I recently went on a road trip to Gifu Prefecture, and was able to see and do a lot related to my postcards! I’ll be posting the full set of 6 cards in the upcoming posts, starting with Gifu’s first postcard, depicting the famous Shirakawa-go!

Shirakawa-go is an extremely famous area in the Gokayama region of Northern Gifu. It is a UNESCO World Heritage Site featuring Gassho-zukuri style farmhouses, some of which are over 250 years old! Gassho-zukuri are traditional style thatched-roof farm houses whose roofs resemble hands together in prayer like a Buddhist monk, hence the name. These thatched roofs are rare and becoming rarer in Japan, as people forget how to make and care for them. To thatch a roof is also a community-wide effort, and as many cities, towns, and villages around Japan are losing their younger generations to big cities like Tokyo, and the remaining residents become older, thatching a roof becomes more and more difficult. So there are very few places around Japan that still feature this style of house that people still live in.

Shirakawa-go is famous with tourists both Japanese and foreign. You can stay in some of these farmhouses, and this is popular especially in winter, when the town is covered in a light blanket of snow and the houses are lit up at night. Even in summer though, the area is very beautiful!


Just imagine the snow there…


Paths, streams and rice fields among the houses


I lost the sun in this picture


Looking out over the town from a viewpoint

Shirakawa-go is reached easiest from the nearby city of Takayama, also famous for its festival and the subject of a postcard I’ll be posting about soon. However if you don’t have time to go all the way up to Shirakawa-go, but still want to see Gassho-zukuri houses, there are several places in the prefecture you can see them, including at the Hida Folk Village in Takayama City, and at the Otaki Caves near Gujo City. You can read more about the area here at Japan-Guide. I also posted a blog post about my trip to Gifu on my personal blog, which you can read here if you’re interested!

2015.01.20: NHK World’s exploration of World Heritage Sites includes this video on Shirakawa and surrounding villages.

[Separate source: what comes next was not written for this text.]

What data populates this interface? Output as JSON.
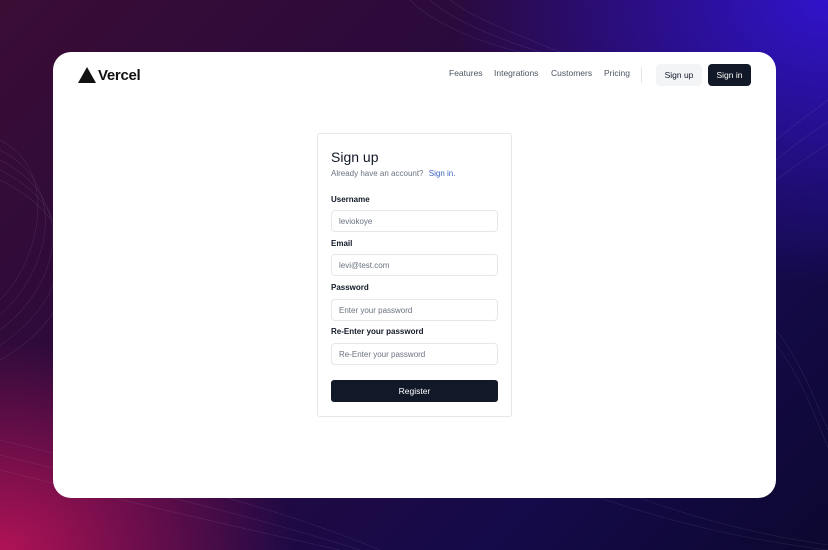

Not only does it show some interesting details of the Gassho-zukuri style houses, but also highlights the community way of life, especially when everyone gets together to thatch a new roof. I found it very entertaining and enlightening, and encourage a watch!